Rosemary Sullivan's The Oxford Book of Stories by Canadian Women in English (Oxford University Press, 608 pages, $29.95 paper, ISBN: 0195414551) differs markedly from her previous two anthologies: Stories by Canadian Women (1984) and More Stories by Canadian Women (1987). It contains short stories by English-Canadian women only; it is purportedly representative of regional differences across Canada; and, it encompasses a broader time span¨"over a century and a half of writing."
Readers may expect to find a fairly standard-representation of the writings of such Canadian best-sellers as Margaret Atwood ("Bluebeard's Egg"), Alice Munro ("The Albanian Virgin") and Carol Shields ("The Orange Fish"), and an emphasis on mid- to late- twentieth-century writing. Not only its focus, but also the collection's tone has changed: Sullivan makes a clear distinction between "those days"¨approximately a decade earlier when she edited the other two anthologies, when "excellent women writers were excluded", and when "no effort had yet been made to offer a historical overview of the contribution of Canadian women to the short story genre"¨and nowadays, when such an anthology is "no longer a political statement about exclusion."
Indeed, the proliferation of short-story anthologies by Canadian women in the 1980s and 1990s indicates the recent efforts to draw attention to women's writing. Aspiring Women: Short Stories by Canadian Women (University of Ottawa Press, 1993), New Women: Short Stories by Canadian Women (University of Ottawa Press, 1991), Frictions: Stories by Women (Second Story Press, 1989), and Imagining Women (The Women's Press, 1988) are just a few examples. The spirit of Sullivan's anthology differs because, "in these days", the stories "reflect a new sense of cultural authority. It is obvious that women can never be shunted to the margins again." In other words, this anthology is not an act of recuperation, as much as it is a celebration of, and a statement of confidence in, women's writing.
Despite such a celebratory attitude¨indeed, there is cause for it¨Sullivan's most recent collection is not without its difficulties, apart from its Ontario-centric inclination and rather conservative selection of stories. Why is the emphasis on twentieth-century writers? Only three writers in the entire collection are pre-1900 and literary big-league players who have had work anthologized or reprinted a number of times: Catharine Parr Traill, Sara Jeanette Duncan and E.Pauline Johnson. The literary outputs of the latter two straddle the nineteenth and twentieth centuries. The remaining forty-seven began writing and were published in the twentieth century. Why not include such nineteenth-century writers as Susan Frances Harrison and Kate Simpson Hayes, who are somewhat less well known and merit attention?

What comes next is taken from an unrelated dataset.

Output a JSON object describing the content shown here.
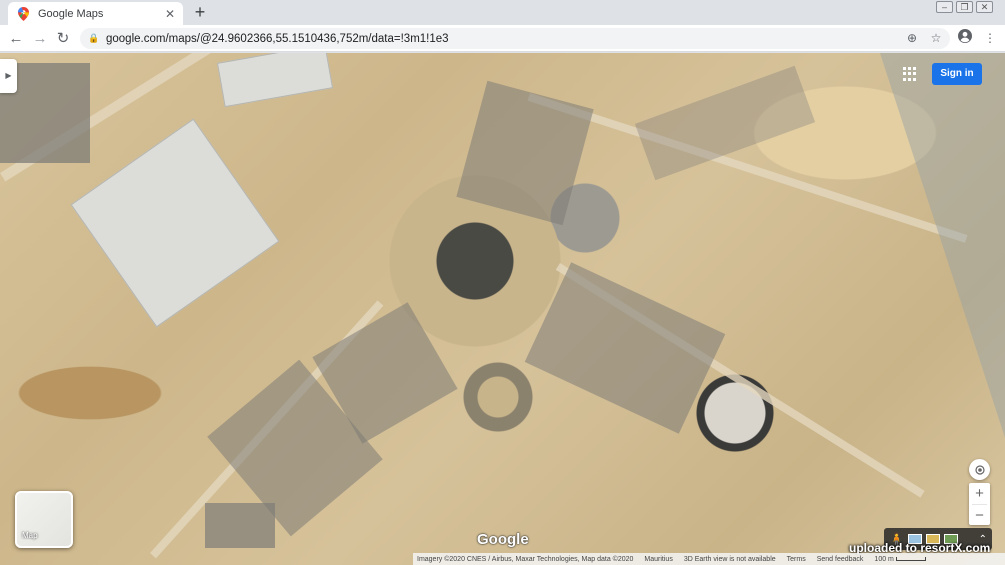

The collection, then, is less a cross-section of women's writing over the past 150 years, and more a selection of writing from the 1900s. Sullivan justifies this selection when she asserts that she has represented authors who "have published at least one collection of short stories"; yet some of the writers (such as Marlene Nourbese Philip and Aritha van Herk), despite their excellence, have not published a short-story collection (unless a collection of essays is considered an equivalent). Although compiling any literary history is an arduous task because it requires focus and therefore demands the omission of some fine writers, this criterion is puzzling and unaccountable, if not arbitrary, given both the publishing market and the generic interests of the nineteenth century. Many women writers before the 1900s would have found opportunities for publishing more frequently in magazines than in book form; in addition, fiction in the form of the novel would have found an audience¨and thus a publisher¨much more easily than in the form of a short-story collection.
Sullivan, in effect, is perpetuating the exclusion of women writers who already had limitations imposed by societal convention, who would have found great difficulty in finding a publisher for their short stories by virtue of their gender and audience expectation, and who continue to be marginalized and obscured. In Writing Women's Literary History, Margaret J.M. Ezell has argued that "feminist literary history has reached the level of critical development and self-confidence necessary" to become self-critical. The fact that Sullivan's anthology is uncontroversial is a testimony to, and justifies her confidence in, women's writing and in its development. The other glaring fact is that there still remains much to be done in the recovery of women's writing in Canadian literary history. ˛